Task directions:
All entries are to be returned verbatim.

╭──

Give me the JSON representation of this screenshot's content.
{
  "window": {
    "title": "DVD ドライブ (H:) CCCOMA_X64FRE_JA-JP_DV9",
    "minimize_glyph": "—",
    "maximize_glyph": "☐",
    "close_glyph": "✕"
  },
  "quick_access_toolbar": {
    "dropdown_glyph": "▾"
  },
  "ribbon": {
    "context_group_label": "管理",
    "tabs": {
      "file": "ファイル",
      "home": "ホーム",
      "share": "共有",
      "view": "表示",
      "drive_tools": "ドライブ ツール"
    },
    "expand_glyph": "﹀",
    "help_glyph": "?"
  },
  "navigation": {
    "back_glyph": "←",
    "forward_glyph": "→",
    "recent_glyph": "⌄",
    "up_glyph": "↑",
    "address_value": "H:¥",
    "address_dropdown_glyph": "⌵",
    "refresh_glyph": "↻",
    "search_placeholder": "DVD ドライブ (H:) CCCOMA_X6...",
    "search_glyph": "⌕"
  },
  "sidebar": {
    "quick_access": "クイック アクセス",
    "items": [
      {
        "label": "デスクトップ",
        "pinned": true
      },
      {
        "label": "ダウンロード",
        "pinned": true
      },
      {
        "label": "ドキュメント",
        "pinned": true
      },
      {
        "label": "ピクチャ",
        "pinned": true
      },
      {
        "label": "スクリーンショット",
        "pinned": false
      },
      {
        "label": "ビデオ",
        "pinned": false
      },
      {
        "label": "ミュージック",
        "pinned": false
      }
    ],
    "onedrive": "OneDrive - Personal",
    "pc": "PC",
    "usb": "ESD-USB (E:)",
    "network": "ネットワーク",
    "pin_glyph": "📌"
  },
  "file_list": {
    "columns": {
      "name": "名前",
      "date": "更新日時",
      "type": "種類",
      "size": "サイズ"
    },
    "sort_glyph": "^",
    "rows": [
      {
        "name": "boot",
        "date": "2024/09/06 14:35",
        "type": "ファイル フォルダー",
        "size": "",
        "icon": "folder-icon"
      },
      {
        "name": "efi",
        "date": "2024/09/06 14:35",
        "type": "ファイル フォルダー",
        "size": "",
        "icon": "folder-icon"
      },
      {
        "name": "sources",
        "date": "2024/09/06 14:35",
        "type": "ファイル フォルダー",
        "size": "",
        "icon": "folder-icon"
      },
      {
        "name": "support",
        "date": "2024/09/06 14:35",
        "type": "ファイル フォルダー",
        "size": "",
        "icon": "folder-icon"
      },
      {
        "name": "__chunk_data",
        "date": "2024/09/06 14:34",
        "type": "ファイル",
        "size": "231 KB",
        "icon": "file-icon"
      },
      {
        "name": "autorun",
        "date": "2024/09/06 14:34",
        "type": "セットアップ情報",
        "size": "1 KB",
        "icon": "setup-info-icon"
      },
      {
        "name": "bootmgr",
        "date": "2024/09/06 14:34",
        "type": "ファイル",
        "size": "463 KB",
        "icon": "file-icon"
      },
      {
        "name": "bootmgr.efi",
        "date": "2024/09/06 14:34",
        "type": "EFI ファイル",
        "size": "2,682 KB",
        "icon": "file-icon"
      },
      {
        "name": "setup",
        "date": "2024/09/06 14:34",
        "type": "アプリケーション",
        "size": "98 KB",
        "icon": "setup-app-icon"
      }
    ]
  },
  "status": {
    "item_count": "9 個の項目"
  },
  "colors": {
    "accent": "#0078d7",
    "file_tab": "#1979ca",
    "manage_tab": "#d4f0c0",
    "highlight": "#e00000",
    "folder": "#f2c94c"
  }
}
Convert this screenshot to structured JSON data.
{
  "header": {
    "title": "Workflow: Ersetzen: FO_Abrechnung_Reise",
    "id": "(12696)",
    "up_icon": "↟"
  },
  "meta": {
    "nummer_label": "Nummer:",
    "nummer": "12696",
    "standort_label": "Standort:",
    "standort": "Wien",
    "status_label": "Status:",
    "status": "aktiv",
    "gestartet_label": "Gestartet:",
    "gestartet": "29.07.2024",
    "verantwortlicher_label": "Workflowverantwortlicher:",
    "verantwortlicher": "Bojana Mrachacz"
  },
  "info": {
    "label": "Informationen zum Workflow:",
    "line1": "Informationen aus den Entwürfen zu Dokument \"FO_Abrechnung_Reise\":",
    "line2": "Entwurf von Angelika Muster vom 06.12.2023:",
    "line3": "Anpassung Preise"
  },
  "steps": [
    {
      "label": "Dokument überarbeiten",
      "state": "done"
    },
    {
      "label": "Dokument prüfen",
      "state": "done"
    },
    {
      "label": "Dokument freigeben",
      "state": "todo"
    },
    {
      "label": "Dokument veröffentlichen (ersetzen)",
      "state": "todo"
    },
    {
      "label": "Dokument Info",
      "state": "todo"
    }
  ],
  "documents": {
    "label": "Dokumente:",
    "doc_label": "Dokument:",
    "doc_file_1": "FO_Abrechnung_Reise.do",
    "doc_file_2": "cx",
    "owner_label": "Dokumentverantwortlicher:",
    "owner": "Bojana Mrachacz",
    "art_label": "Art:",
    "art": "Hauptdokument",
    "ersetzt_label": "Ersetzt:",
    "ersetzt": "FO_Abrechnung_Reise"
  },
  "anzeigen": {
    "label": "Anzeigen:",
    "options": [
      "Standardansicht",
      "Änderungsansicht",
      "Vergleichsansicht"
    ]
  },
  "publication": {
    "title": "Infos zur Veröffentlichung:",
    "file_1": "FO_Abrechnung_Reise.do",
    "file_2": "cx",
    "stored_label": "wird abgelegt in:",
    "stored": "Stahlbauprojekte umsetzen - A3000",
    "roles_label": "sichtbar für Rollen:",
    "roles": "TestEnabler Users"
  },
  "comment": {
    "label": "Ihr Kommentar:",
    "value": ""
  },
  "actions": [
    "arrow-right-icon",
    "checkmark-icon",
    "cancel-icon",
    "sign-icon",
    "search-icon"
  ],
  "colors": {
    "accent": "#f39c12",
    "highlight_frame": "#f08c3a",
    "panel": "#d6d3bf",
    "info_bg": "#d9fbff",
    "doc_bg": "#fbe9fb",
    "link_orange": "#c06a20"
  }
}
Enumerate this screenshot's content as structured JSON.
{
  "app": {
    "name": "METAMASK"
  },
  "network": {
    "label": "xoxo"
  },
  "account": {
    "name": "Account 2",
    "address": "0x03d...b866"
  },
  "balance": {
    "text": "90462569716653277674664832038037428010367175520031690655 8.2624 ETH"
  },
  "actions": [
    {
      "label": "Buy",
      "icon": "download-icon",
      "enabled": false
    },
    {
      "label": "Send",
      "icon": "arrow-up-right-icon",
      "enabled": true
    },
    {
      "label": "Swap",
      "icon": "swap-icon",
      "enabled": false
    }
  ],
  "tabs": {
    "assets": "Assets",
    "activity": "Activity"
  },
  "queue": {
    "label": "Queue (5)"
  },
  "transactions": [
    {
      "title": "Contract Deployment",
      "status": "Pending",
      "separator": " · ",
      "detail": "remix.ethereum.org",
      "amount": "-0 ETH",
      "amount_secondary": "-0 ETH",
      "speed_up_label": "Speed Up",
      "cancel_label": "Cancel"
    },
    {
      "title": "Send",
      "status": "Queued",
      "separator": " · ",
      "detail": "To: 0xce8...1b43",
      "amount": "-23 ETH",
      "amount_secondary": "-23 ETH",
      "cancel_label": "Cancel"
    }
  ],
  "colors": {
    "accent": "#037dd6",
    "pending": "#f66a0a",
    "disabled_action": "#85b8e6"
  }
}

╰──

Solution:
Give me the JSON representation of this screenshot's content.
{
  "window": {
    "title": "DVD ドライブ (H:) CCCOMA_X64FRE_JA-JP_DV9",
    "minimize_glyph": "—",
    "maximize_glyph": "☐",
    "close_glyph": "✕"
  },
  "quick_access_toolbar": {
    "dropdown_glyph": "▾"
  },
  "ribbon": {
    "context_group_label": "管理",
    "tabs": {
      "file": "ファイル",
      "home": "ホーム",
      "share": "共有",
      "view": "表示",
      "drive_tools": "ドライブ ツール"
    },
    "expand_glyph": "﹀",
    "help_glyph": "?"
  },
  "navigation": {
    "back_glyph": "←",
    "forward_glyph": "→",
    "recent_glyph": "⌄",
    "up_glyph": "↑",
    "address_value": "H:¥",
    "address_dropdown_glyph": "⌵",
    "refresh_glyph": "↻",
    "search_placeholder": "DVD ドライブ (H:) CCCOMA_X6...",
    "search_glyph": "⌕"
  },
  "sidebar": {
    "quick_access": "クイック アクセス",
    "items": [
      {
        "label": "デスクトップ",
        "pinned": true
      },
      {
        "label": "ダウンロード",
        "pinned": true
      },
      {
        "label": "ドキュメント",
        "pinned": true
      },
      {
        "label": "ピクチャ",
        "pinned": true
      },
      {
        "label": "スクリーンショット",
        "pinned": false
      },
      {
        "label": "ビデオ",
        "pinned": false
      },
      {
        "label": "ミュージック",
        "pinned": false
      }
    ],
    "onedrive": "OneDrive - Personal",
    "pc": "PC",
    "usb": "ESD-USB (E:)",
    "network": "ネットワーク",
    "pin_glyph": "📌"
  },
  "file_list": {
    "columns": {
      "name": "名前",
      "date": "更新日時",
      "type": "種類",
      "size": "サイズ"
    },
    "sort_glyph": "^",
    "rows": [
      {
        "name": "boot",
        "date": "2024/09/06 14:35",
        "type": "ファイル フォルダー",
        "size": "",
        "icon": "folder-icon"
      },
      {
        "name": "efi",
        "date": "2024/09/06 14:35",
        "type": "ファイル フォルダー",
        "size": "",
        "icon": "folder-icon"
      },
      {
        "name": "sources",
        "date": "2024/09/06 14:35",
        "type": "ファイル フォルダー",
        "size": "",
        "icon": "folder-icon"
      },
      {
        "name": "support",
        "date": "2024/09/06 14:35",
        "type": "ファイル フォルダー",
        "size": "",
        "icon": "folder-icon"
      },
      {
        "name": "__chunk_data",
        "date": "2024/09/06 14:34",
        "type": "ファイル",
        "size": "231 KB",
        "icon": "file-icon"
      },
      {
        "name": "autorun",
        "date": "2024/09/06 14:34",
        "type": "セットアップ情報",
        "size": "1 KB",
        "icon": "setup-info-icon"
      },
      {
        "name": "bootmgr",
        "date": "2024/09/06 14:34",
        "type": "ファイル",
        "size": "463 KB",
        "icon": "file-icon"
      },
      {
        "name": "bootmgr.efi",
        "date": "2024/09/06 14:34",
        "type": "EFI ファイル",
        "size": "2,682 KB",
        "icon": "file-icon"
      },
      {
        "name": "setup",
        "date": "2024/09/06 14:34",
        "type": "アプリケーション",
        "size": "98 KB",
        "icon": "setup-app-icon"
      }
    ]
  },
  "status": {
    "item_count": "9 個の項目"
  },
  "colors": {
    "accent": "#0078d7",
    "file_tab": "#1979ca",
    "manage_tab": "#d4f0c0",
    "highlight": "#e00000",
    "folder": "#f2c94c"
  }
}
Convert this screenshot to structured JSON data.
{
  "header": {
    "title": "Workflow: Ersetzen: FO_Abrechnung_Reise",
    "id": "(12696)",
    "up_icon": "↟"
  },
  "meta": {
    "nummer_label": "Nummer:",
    "nummer": "12696",
    "standort_label": "Standort:",
    "standort": "Wien",
    "status_label": "Status:",
    "status": "aktiv",
    "gestartet_label": "Gestartet:",
    "gestartet": "29.07.2024",
    "verantwortlicher_label": "Workflowverantwortlicher:",
    "verantwortlicher": "Bojana Mrachacz"
  },
  "info": {
    "label": "Informationen zum Workflow:",
    "line1": "Informationen aus den Entwürfen zu Dokument \"FO_Abrechnung_Reise\":",
    "line2": "Entwurf von Angelika Muster vom 06.12.2023:",
    "line3": "Anpassung Preise"
  },
  "steps": [
    {
      "label": "Dokument überarbeiten",
      "state": "done"
    },
    {
      "label": "Dokument prüfen",
      "state": "done"
    },
    {
      "label": "Dokument freigeben",
      "state": "todo"
    },
    {
      "label": "Dokument veröffentlichen (ersetzen)",
      "state": "todo"
    },
    {
      "label": "Dokument Info",
      "state": "todo"
    }
  ],
  "documents": {
    "label": "Dokumente:",
    "doc_label": "Dokument:",
    "doc_file_1": "FO_Abrechnung_Reise.do",
    "doc_file_2": "cx",
    "owner_label": "Dokumentverantwortlicher:",
    "owner": "Bojana Mrachacz",
    "art_label": "Art:",
    "art": "Hauptdokument",
    "ersetzt_label": "Ersetzt:",
    "ersetzt": "FO_Abrechnung_Reise"
  },
  "anzeigen": {
    "label": "Anzeigen:",
    "options": [
      "Standardansicht",
      "Änderungsansicht",
      "Vergleichsansicht"
    ]
  },
  "publication": {
    "title": "Infos zur Veröffentlichung:",
    "file_1": "FO_Abrechnung_Reise.do",
    "file_2": "cx",
    "stored_label": "wird abgelegt in:",
    "stored": "Stahlbauprojekte umsetzen - A3000",
    "roles_label": "sichtbar für Rollen:",
    "roles": "TestEnabler Users"
  },
  "comment": {
    "label": "Ihr Kommentar:",
    "value": ""
  },
  "actions": [
    "arrow-right-icon",
    "checkmark-icon",
    "cancel-icon",
    "sign-icon",
    "search-icon"
  ],
  "colors": {
    "accent": "#f39c12",
    "highlight_frame": "#f08c3a",
    "panel": "#d6d3bf",
    "info_bg": "#d9fbff",
    "doc_bg": "#fbe9fb",
    "link_orange": "#c06a20"
  }
}
Enumerate this screenshot's content as structured JSON.
{
  "app": {
    "name": "METAMASK"
  },
  "network": {
    "label": "xoxo"
  },
  "account": {
    "name": "Account 2",
    "address": "0x03d...b866"
  },
  "balance": {
    "text": "90462569716653277674664832038037428010367175520031690655 8.2624 ETH"
  },
  "actions": [
    {
      "label": "Buy",
      "icon": "download-icon",
      "enabled": false
    },
    {
      "label": "Send",
      "icon": "arrow-up-right-icon",
      "enabled": true
    },
    {
      "label": "Swap",
      "icon": "swap-icon",
      "enabled": false
    }
  ],
  "tabs": {
    "assets": "Assets",
    "activity": "Activity"
  },
  "queue": {
    "label": "Queue (5)"
  },
  "transactions": [
    {
      "title": "Contract Deployment",
      "status": "Pending",
      "separator": " · ",
      "detail": "remix.ethereum.org",
      "amount": "-0 ETH",
      "amount_secondary": "-0 ETH",
      "speed_up_label": "Speed Up",
      "cancel_label": "Cancel"
    },
    {
      "title": "Send",
      "status": "Queued",
      "separator": " · ",
      "detail": "To: 0xce8...1b43",
      "amount": "-23 ETH",
      "amount_secondary": "-23 ETH",
      "cancel_label": "Cancel"
    }
  ],
  "colors": {
    "accent": "#037dd6",
    "pending": "#f66a0a",
    "disabled_action": "#85b8e6"
  }
}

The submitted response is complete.